After a week and a half working at the hostel we met another volunteer that turned out to become a great friend. His name is Finn and he showed us many tips to backpacking on a budget and his spirit on living a good life. One of the first nights we all hung out he took us out to the Saturday market (also on Wednesdays) that is located on Ave. Argentina. When all the stalls close at 9pm they will throw away a bunch of vegetables and fruit that are about to go bad that they can't sell. Finn taught us about “recycled” food where we just go to the vendors and ask if they have anything to recycle that is about to go bad and they just give it to you! Oh man it was an amazing concept and saved us money! You could tell the vendors were used to it because some saved the scraps of food in a box for us to just rummage through. We just took one of the many wooden crates that are all over the market and filled it up the two times we did it. It also made us become more creative with our cooking since we would just cook with anything we received free from the markets. Don't feel awkward or ashamed if you want to try this yourself. Basic spanish and a smile will get you far.

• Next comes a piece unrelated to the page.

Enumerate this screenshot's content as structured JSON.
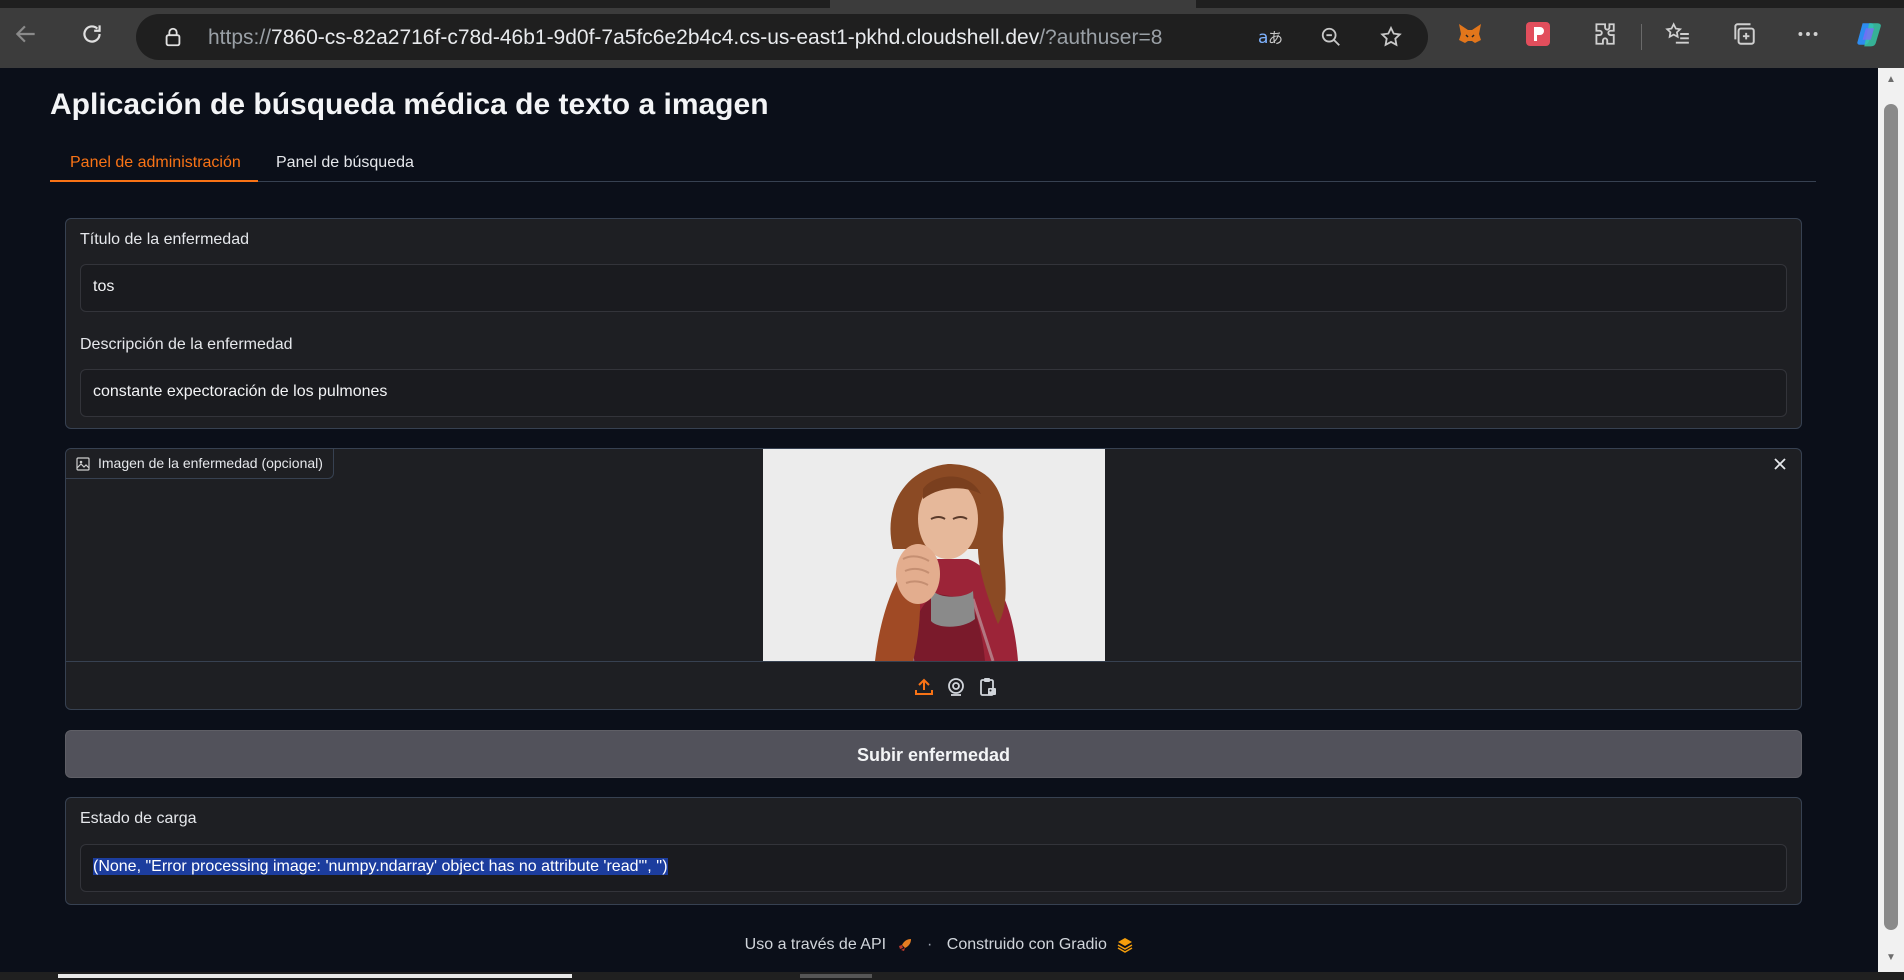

On Sunday Finn took us to this little gem of a bar at the end of some residential road that was actually someone's backyard! Finn knew all of the workers since they all were apart of one family and we sat there for hours drinking Sangria and just chatting and eating. Finn has this way with people that I have never seen from anybody else. He can have a conversation in Spanish, English and French and can turn a stranger into a friend in ten minutes. There were little firepits lit around the yard once it got colder and a band came out to play music and the little dance floor came alive! I just kept thinking I was at a friends celebration party or something and truly was just so content with life in that moment. Finn also did me a favor that night and forced me to speak Spanish to locals even though my Spanish is still basic, I had to try. That really woke me up and made me realize that I need to speak more even if I am scared and nervous if I sound dumb.
As our time at work was ending and it was time to meet Matts parents the following day in Santiago we had one last barbeque on the roof of the hostel where we grilled all of our vegetables we had leftover. We watched the sunset on one of the hammocks on the roof and just reflected about how grateful we were for our time in this city. This city is my favorite in all of Chile so far and would recommend any traveler to spend a few days here.

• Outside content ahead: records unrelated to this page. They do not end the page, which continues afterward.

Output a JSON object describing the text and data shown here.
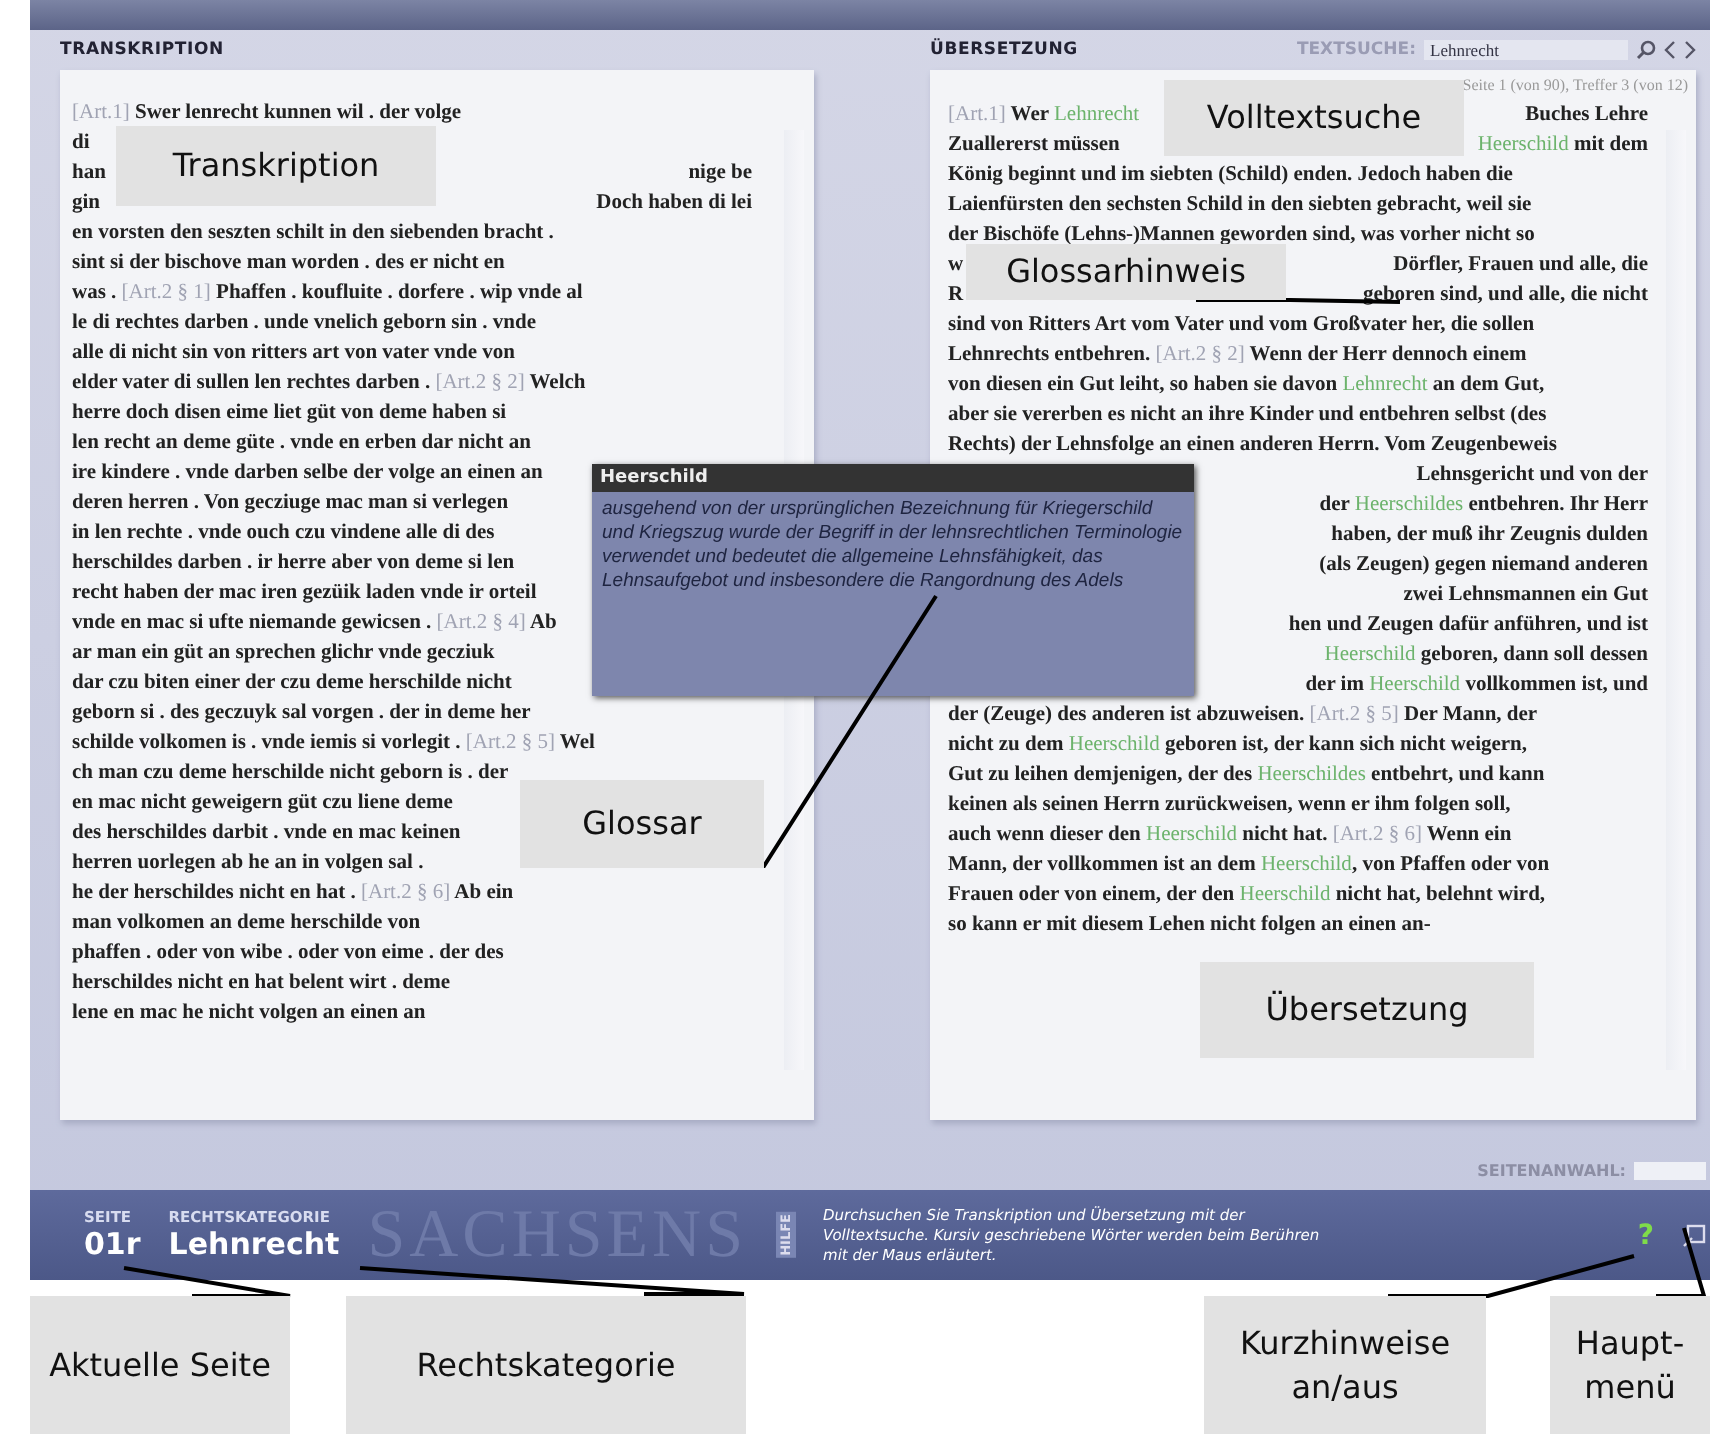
{
  "transcription": {
    "title": "TRANSKRIPTION",
    "lines": [
      [
        {
          "kind": "ref",
          "text": "[Art.1]"
        },
        " Swer lenrecht kunnen wil . der volge"
      ],
      [
        "di",
        {
          "kind": "gap"
        }
      ],
      [
        "han",
        {
          "kind": "gap"
        },
        "nige be"
      ],
      [
        "gin",
        {
          "kind": "gap"
        },
        "Doch haben di lei"
      ],
      [
        "en vorsten den seszten schilt in den siebenden bracht ."
      ],
      [
        "sint si der bischove man worden . des er nicht en"
      ],
      [
        "was . ",
        {
          "kind": "ref",
          "text": "[Art.2 § 1]"
        },
        " Phaffen . koufluite . dorfere . wip vnde al"
      ],
      [
        "le di rechtes darben . unde vnelich geborn sin . vnde"
      ],
      [
        "alle di nicht sin von ritters art von vater vnde von"
      ],
      [
        "elder vater di sullen len rechtes darben . ",
        {
          "kind": "ref",
          "text": "[Art.2 § 2]"
        },
        " Welch"
      ],
      [
        "herre doch disen eime liet güt von deme haben si"
      ],
      [
        "len recht an deme güte . vnde en erben dar nicht an"
      ],
      [
        "ire kindere . vnde darben selbe der volge an einen an"
      ],
      [
        "deren herren . Von gecziuge mac man si verlegen"
      ],
      [
        "in len rechte . vnde ouch czu vindene alle di des"
      ],
      [
        "herschildes darben . ir herre aber von deme si len"
      ],
      [
        "recht haben der mac iren gezüik laden vnde ir orteil"
      ],
      [
        "vnde en mac si ufte niemande gewicsen . ",
        {
          "kind": "ref",
          "text": "[Art.2 § 4]"
        },
        " Ab"
      ],
      [
        "ar man ein güt an sprechen glichr vnde gecziuk"
      ],
      [
        "dar czu biten einer der czu deme herschilde nicht"
      ],
      [
        "geborn si . des geczuyk sal vorgen . der in deme her"
      ],
      [
        "schilde volkomen is . vnde iemis si vorlegit . ",
        {
          "kind": "ref",
          "text": "[Art.2 § 5]"
        },
        " Wel"
      ],
      [
        "ch man czu deme herschilde nicht geborn is . der"
      ],
      [
        "en mac nicht geweigern güt czu liene deme"
      ],
      [
        "des herschildes darbit . vnde en mac keinen"
      ],
      [
        "herren uorlegen ab he an in volgen sal ."
      ],
      [
        "he der herschildes nicht en hat . ",
        {
          "kind": "ref",
          "text": "[Art.2 § 6]"
        },
        " Ab ein"
      ],
      [
        "man volkomen an deme herschilde von"
      ],
      [
        "phaffen . oder von wibe . oder von eime . der des"
      ],
      [
        "herschildes nicht en hat belent wirt . deme"
      ],
      [
        "lene en mac he nicht volgen an einen an"
      ]
    ]
  },
  "translation": {
    "title": "ÜBERSETZUNG",
    "search_label": "TEXTSUCHE:",
    "search_value": "Lehnrecht",
    "hits": "Seite 1 (von 90), Treffer 3 (von 12)",
    "lines": [
      [
        {
          "kind": "ref",
          "text": "[Art.1]"
        },
        " Wer ",
        {
          "kind": "gloss",
          "text": "Lehnrecht"
        },
        {
          "kind": "gap"
        },
        "Buches Lehre"
      ],
      [
        "Zuallererst müssen",
        {
          "kind": "gap"
        },
        {
          "kind": "gloss",
          "text": "Heerschild"
        },
        " mit dem"
      ],
      [
        "König beginnt und im siebten (Schild) enden. Jedoch haben die"
      ],
      [
        "Laienfürsten den sechsten Schild in den siebten gebracht, weil sie"
      ],
      [
        "der Bischöfe (Lehns-)Mannen geworden sind, was vorher nicht so"
      ],
      [
        "w",
        {
          "kind": "gap"
        },
        "Dörfler, Frauen und alle, die"
      ],
      [
        "R",
        {
          "kind": "gap"
        },
        "geboren sind, und alle, die nicht"
      ],
      [
        "sind von Ritters Art vom Vater und vom Großvater her, die sollen"
      ],
      [
        "Lehnrechts entbehren. ",
        {
          "kind": "ref",
          "text": "[Art.2 § 2]"
        },
        " Wenn der Herr dennoch einem"
      ],
      [
        "von diesen ein Gut leiht, so haben sie davon ",
        {
          "kind": "gloss",
          "text": "Lehnrecht"
        },
        " an dem Gut,"
      ],
      [
        "aber sie vererben es nicht an ihre Kinder und entbehren selbst (des"
      ],
      [
        "Rechts) der Lehnsfolge an einen anderen Herrn. Vom Zeugenbeweis"
      ],
      [
        {
          "kind": "gap"
        },
        "Lehnsgericht und von der"
      ],
      [
        {
          "kind": "gap"
        },
        "der ",
        {
          "kind": "gloss",
          "text": "Heerschildes"
        },
        " entbehren. Ihr Herr"
      ],
      [
        {
          "kind": "gap"
        },
        "haben, der muß ihr Zeugnis dulden"
      ],
      [
        {
          "kind": "gap"
        },
        "(als Zeugen) gegen niemand anderen"
      ],
      [
        {
          "kind": "gap"
        },
        "zwei Lehnsmannen ein Gut"
      ],
      [
        {
          "kind": "gap"
        },
        "hen und Zeugen dafür anführen, und ist"
      ],
      [
        {
          "kind": "gap"
        },
        {
          "kind": "gloss",
          "text": "Heerschild"
        },
        " geboren, dann soll dessen"
      ],
      [
        {
          "kind": "gap"
        },
        "der im ",
        {
          "kind": "gloss",
          "text": "Heerschild"
        },
        " vollkommen ist, und"
      ],
      [
        "der (Zeuge) des anderen ist abzuweisen. ",
        {
          "kind": "ref",
          "text": "[Art.2 § 5]"
        },
        " Der Mann, der"
      ],
      [
        "nicht zu dem ",
        {
          "kind": "gloss",
          "text": "Heerschild"
        },
        " geboren ist, der kann sich nicht weigern,"
      ],
      [
        "Gut zu leihen demjenigen, der des ",
        {
          "kind": "gloss",
          "text": "Heerschildes"
        },
        " entbehrt, und kann"
      ],
      [
        "keinen als seinen Herrn zurückweisen, wenn er ihm folgen soll,"
      ],
      [
        "auch wenn dieser den ",
        {
          "kind": "gloss",
          "text": "Heerschild"
        },
        " nicht hat. ",
        {
          "kind": "ref",
          "text": "[Art.2 § 6]"
        },
        " Wenn ein"
      ],
      [
        "Mann, der vollkommen ist an dem ",
        {
          "kind": "gloss",
          "text": "Heerschild"
        },
        ", von Pfaffen oder von"
      ],
      [
        "Frauen oder von einem, der den ",
        {
          "kind": "gloss",
          "text": "Heerschild"
        },
        " nicht hat, belehnt wird,"
      ],
      [
        "so kann er mit diesem Lehen nicht folgen an einen an-"
      ]
    ]
  },
  "glossary_popup": {
    "title": "Heerschild",
    "text": "ausgehend von der ursprünglichen Bezeichnung für Kriegerschild und Kriegszug wurde der Begriff in der lehnsrechtlichen Terminologie verwendet und bedeutet die allgemeine Lehnsfähigkeit, das Lehnsaufgebot und insbesondere die Rangordnung des Adels"
  },
  "page_select": {
    "label": "SEITENANWAHL:"
  },
  "status_bar": {
    "page_label": "SEITE",
    "page": "01r",
    "category_label": "RECHTSKATEGORIE",
    "category": "Lehnrecht",
    "backdrop": "SACHSENS",
    "help_label": "HILFE",
    "help_text": "Durchsuchen Sie Transkription und Übersetzung mit der Volltextsuche. Kursiv geschriebene Wörter werden beim Berühren mit der Maus erläutert.",
    "help_toggle": "?"
  },
  "annotations": [
    {
      "kind": "transcription",
      "text": "Transkription"
    },
    {
      "kind": "search",
      "text": "Volltextsuche"
    },
    {
      "kind": "glossary_hint",
      "text": "Glossarhinweis"
    },
    {
      "kind": "glossary",
      "text": "Glossar"
    },
    {
      "kind": "translation",
      "text": "Übersetzung"
    },
    {
      "kind": "page",
      "text": "Aktuelle Seite"
    },
    {
      "kind": "category",
      "text": "Rechtskategorie"
    },
    {
      "kind": "hints",
      "text": "Kurzhinweise an/aus"
    },
    {
      "kind": "menu",
      "text": "Haupt-menü"
    }
  ]
}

5) Rainbow Mountain, Cusco, Sacred Valley
6) Machu Pichu
1) Copacabana and Isla Del Sol
2) La Paz
1) San Pedro De Atacama
4) La Serena
5) Puerto Iquazu
6) Buenos Aires